One thing Collins is certain about is that Creel doesn't just pay lip service to HR's role in a company. Her commitment was first proven in 1988 when Creel became Earth Technology's president, in addition to her position as COO. The company held brainstorming sessions with non-management employees to receive their input about benefits and other HR issues. They were asked what attracted them to other companies, and what they liked about Earth Technology. "The process let us know what the value system of the employees was," says Creel. As a result of these sessions, the company's programs and policies were streamlined for the first time. It was a major change, one that Collins attributes to Creel. "The company was made up of separate entities then, and people liked doing things their own way. A lot of mentoring and support came from Diane. She came on the scene and developed the HR department," says Collins.

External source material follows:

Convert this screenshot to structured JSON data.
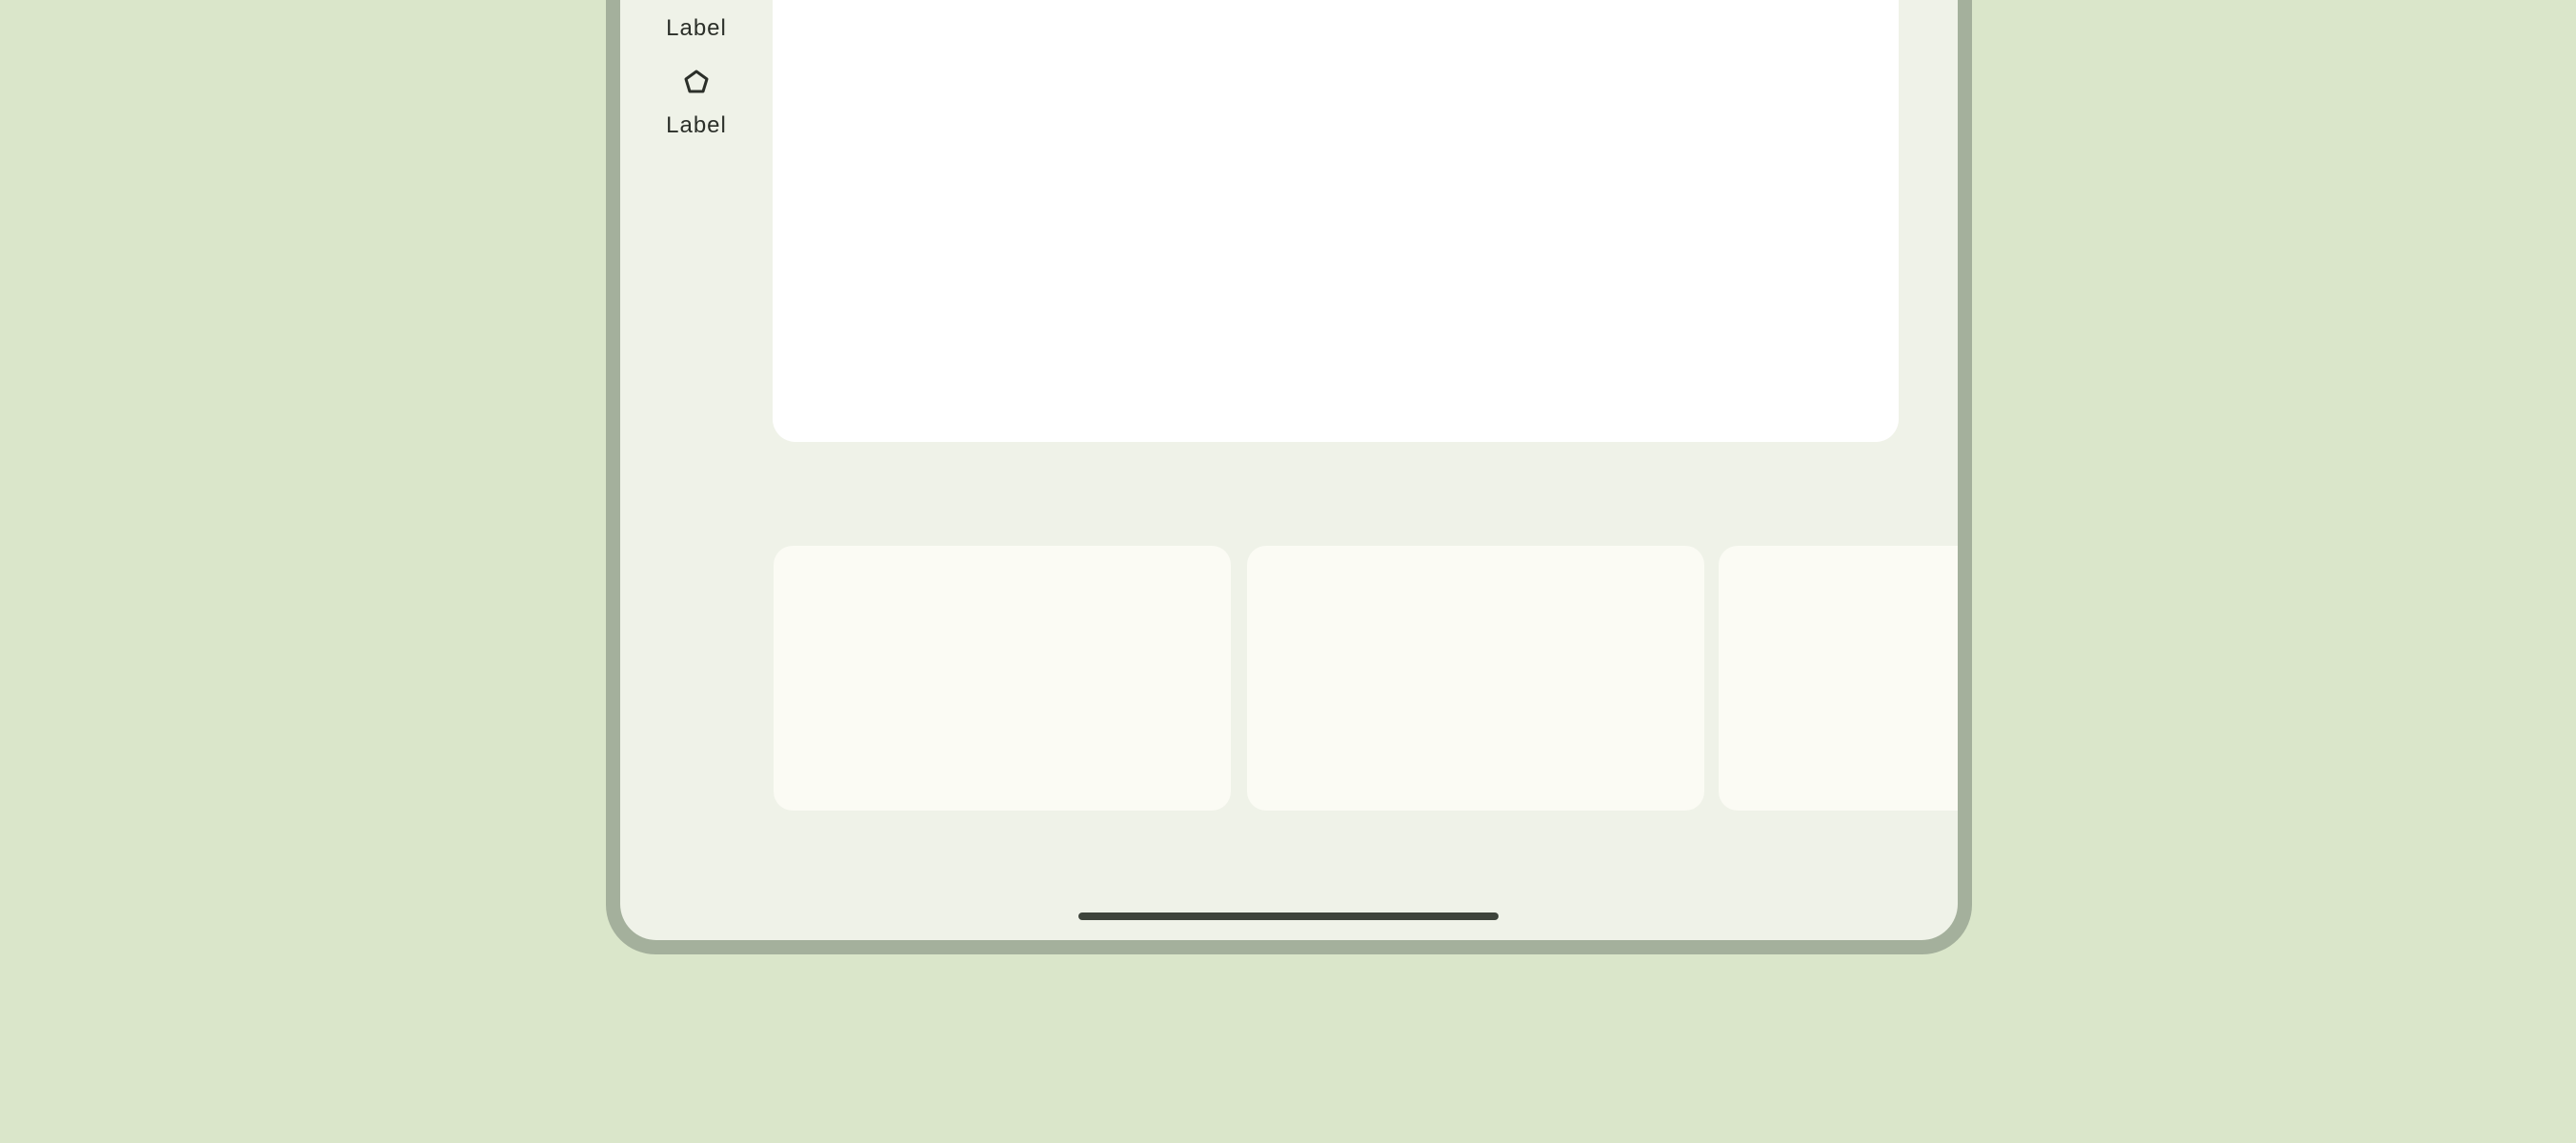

Now that the HR functions have been even more systematized since the merger and integration, Collins has set her eyes on positioning HR as a more visible strategic partner. What that means, she says, is showing how HR adds to the bottom line. "As part of HR's annual goals, we'll start quantifying the processes we do," she says. Are they reducing the number of days to bring in a new hire? How long are they taking to fill a request? Are they improving the process and how? For example, if it takes 45 days to find a geologist, what can they do to find one in less time? What kind of recruiting techniques have been most successful, and how much is the company spending on benefits per hire? The tougher issues to evaluate, she says, are employee relations. "It's hard to know how long it will take to solve a problem with a supervisor. It could take one conversation or several months."

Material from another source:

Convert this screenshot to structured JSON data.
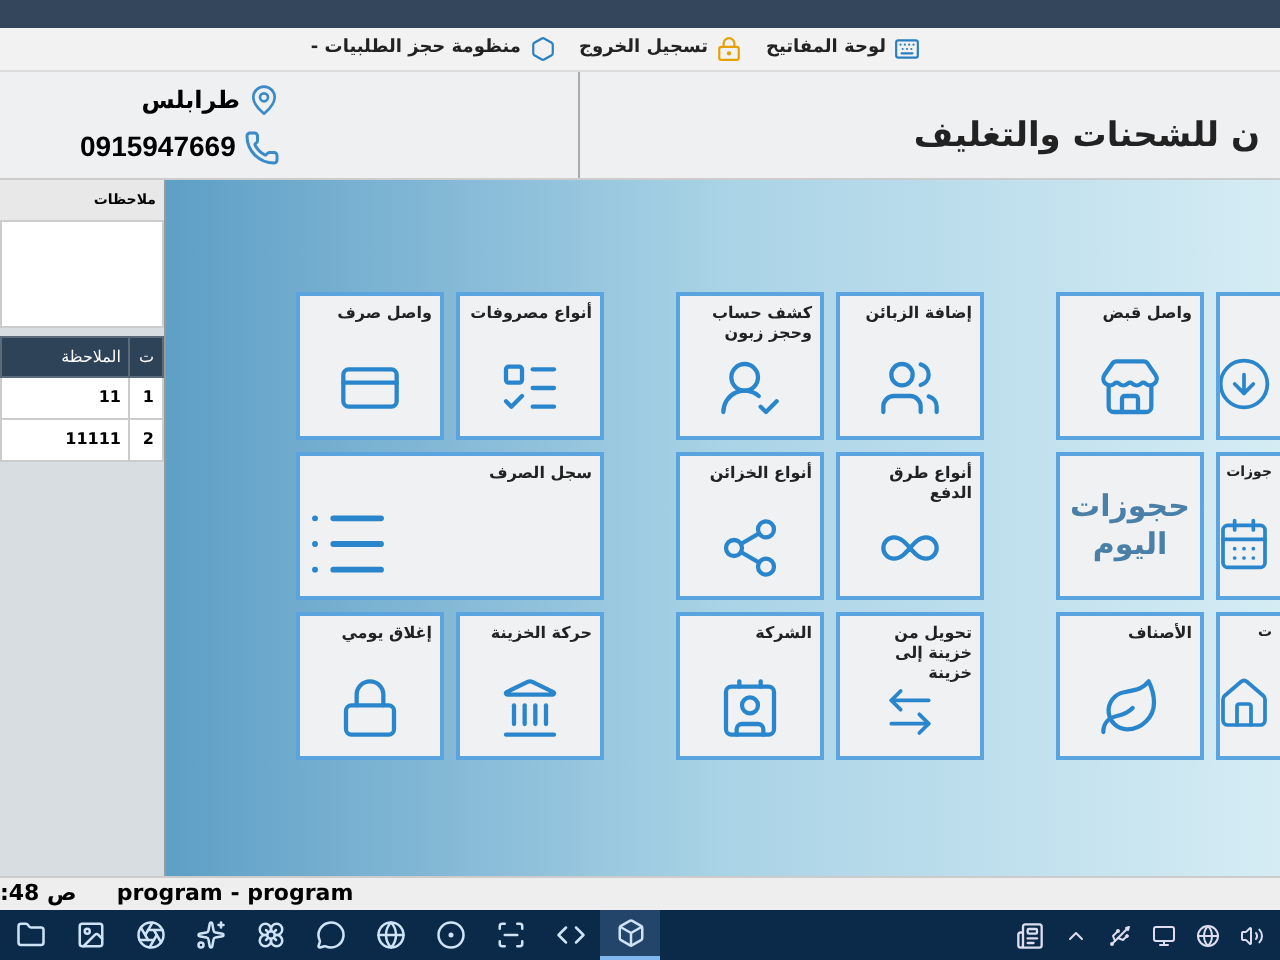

As EARTH TECH's HR department tackles these issues, Creel will be thinking more about the company's direction as a whole. Each year, EARTH TECH establishes a three-year strategic plan. But due to the nature of the industry, which fluctuates according to the economy, government regulations and public sentiment, management adjusts the plan accordingly. "One has to be flexible and responsive to the client. If the client needs missiles, you site missiles. If the client needs base clean up, you clean up the base." Part of EARTH TECH's future strategy, she says, includes laying the foundation to absorb the global market, particularly in the Pacific Rim. For example, if EARTH TECH had been operating in Kobe, Japan during last January's earthquake, the company might have been charged with responsibility for the repair and rebuilding of water and waste-water treatment systems. Likewise, other Asian countries, she adds, appear more willing to pay for cleaning up contaminated water and waste water in that region.

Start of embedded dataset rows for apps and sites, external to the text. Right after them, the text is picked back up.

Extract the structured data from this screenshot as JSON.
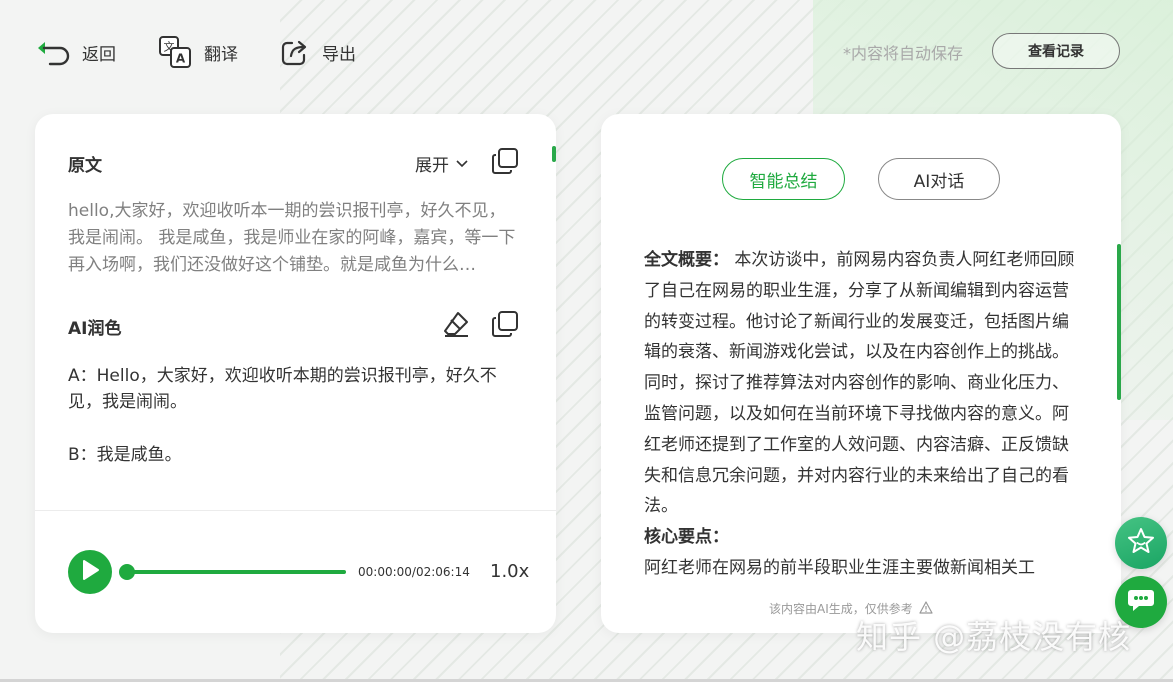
{
  "toolbar": {
    "back_label": "返回",
    "translate_label": "翻译",
    "export_label": "导出",
    "autosave_text": "*内容将自动保存",
    "record_button": "查看记录"
  },
  "original": {
    "title": "原文",
    "expand_label": "展开",
    "text": "hello,大家好，欢迎收听本一期的尝识报刊亭，好久不见，我是闹闹。 我是咸鱼，我是师业在家的阿峰，嘉宾，等一下再入场啊，我们还没做好这个铺垫。就是咸鱼为什么…"
  },
  "polish": {
    "title": "AI润色",
    "line_a": "A：Hello，大家好，欢迎收听本期的尝识报刊亭，好久不见，我是闹闹。",
    "line_b": "B：我是咸鱼。"
  },
  "player": {
    "time": "00:00:00/02:06:14",
    "speed": "1.0x",
    "progress": 0
  },
  "tabs": {
    "summary": "智能总结",
    "chat": "AI对话"
  },
  "summary": {
    "overview_label": "全文概要：",
    "overview_text": " 本次访谈中，前网易内容负责人阿红老师回顾了自己在网易的职业生涯，分享了从新闻编辑到内容运营的转变过程。他讨论了新闻行业的发展变迁，包括图片编辑的衰落、新闻游戏化尝试，以及在内容创作上的挑战。同时，探讨了推荐算法对内容创作的影响、商业化压力、监管问题，以及如何在当前环境下寻找做内容的意义。阿红老师还提到了工作室的人效问题、内容洁癖、正反馈缺失和信息冗余问题，并对内容行业的未来给出了自己的看法。",
    "key_label": "核心要点：",
    "key_text": "阿红老师在网易的前半段职业生涯主要做新闻相关工",
    "disclaimer": "该内容由AI生成，仅供参考"
  },
  "watermark": "知乎 @荔枝没有核",
  "colors": {
    "accent": "#1faa3f",
    "background": "#f3f4f3"
  }
}
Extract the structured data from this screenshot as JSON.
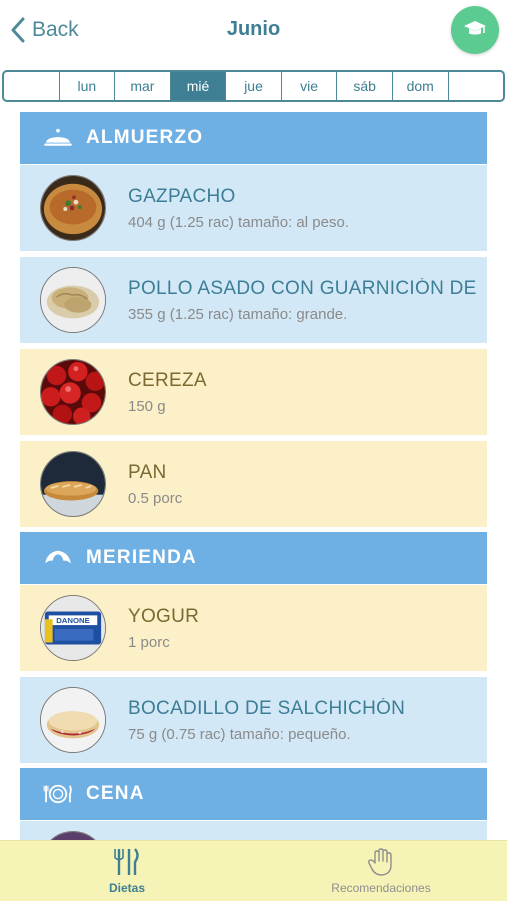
{
  "header": {
    "back_label": "Back",
    "title": "Junio",
    "action_icon": "graduation-cap-icon"
  },
  "days": [
    "",
    "lun",
    "mar",
    "mié",
    "jue",
    "vie",
    "sáb",
    "dom",
    ""
  ],
  "active_day": "mié",
  "sections": [
    {
      "id": "almuerzo",
      "label": "ALMUERZO",
      "icon": "serving-cloche-icon"
    },
    {
      "id": "merienda",
      "label": "MERIENDA",
      "icon": "croissant-icon"
    },
    {
      "id": "cena",
      "label": "CENA",
      "icon": "plate-cutlery-icon"
    }
  ],
  "items": [
    {
      "name": "GAZPACHO",
      "detail": "404 g (1.25 rac) tamaño: al peso.",
      "tone": "blue",
      "image": "gazpacho-image"
    },
    {
      "name": "POLLO ASADO CON GUARNICIÓN DE",
      "detail": "355 g (1.25 rac) tamaño: grande.",
      "tone": "blue",
      "image": "roast-chicken-image"
    },
    {
      "name": "CEREZA",
      "detail": "150 g",
      "tone": "yellow",
      "image": "cherries-image"
    },
    {
      "name": "PAN",
      "detail": "0.5 porc",
      "tone": "yellow",
      "image": "bread-image"
    },
    {
      "name": "YOGUR",
      "detail": "1 porc",
      "tone": "yellow",
      "image": "yogurt-image"
    },
    {
      "name": "BOCADILLO DE SALCHICHÓN",
      "detail": "75 g (0.75 rac) tamaño: pequeño.",
      "tone": "blue",
      "image": "sandwich-image"
    }
  ],
  "bottom_nav": [
    {
      "label": "Dietas",
      "icon": "cutlery-icon",
      "active": true
    },
    {
      "label": "Recomendaciones",
      "icon": "hand-icon",
      "active": false
    }
  ],
  "colors": {
    "primary": "#3e7f93",
    "section_blue": "#6fb0e4",
    "item_blue": "#d3e8f6",
    "item_yellow": "#fbf0c7",
    "accent_green": "#5ccb92",
    "bottom_nav_bg": "#f6f3b6"
  }
}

But until the global opportunities become more concrete, Creel plans to continue overseeing the integration of the Summit merger and HazWaste acquisition. Last year, she traveled 233,000 air miles. This year, she expects to continue at the same rate. She believes that her accessibility will demonstrate her commitment to open communication between EARTH TECH's executives and the new employees. But if she's learned any lesson from the Summit merger, it was this: Don't neglect the employees of the original company. "With Summit, I was so concerned about reaching out to the new employees, I didn't give as much attention as I should have to the [others]. The original employees need the same amount of time and attention. Through the second merger [HazWaste], I'll be more sensitive to that." That's good news for Collins, who says that working on the same floor and being involved in the transition helped her to keep pace with Diane's direction. Now, was that by air, land or sea?
Personnel Journal, March 1995, Vol. 74, No. 3, pp. 34-41.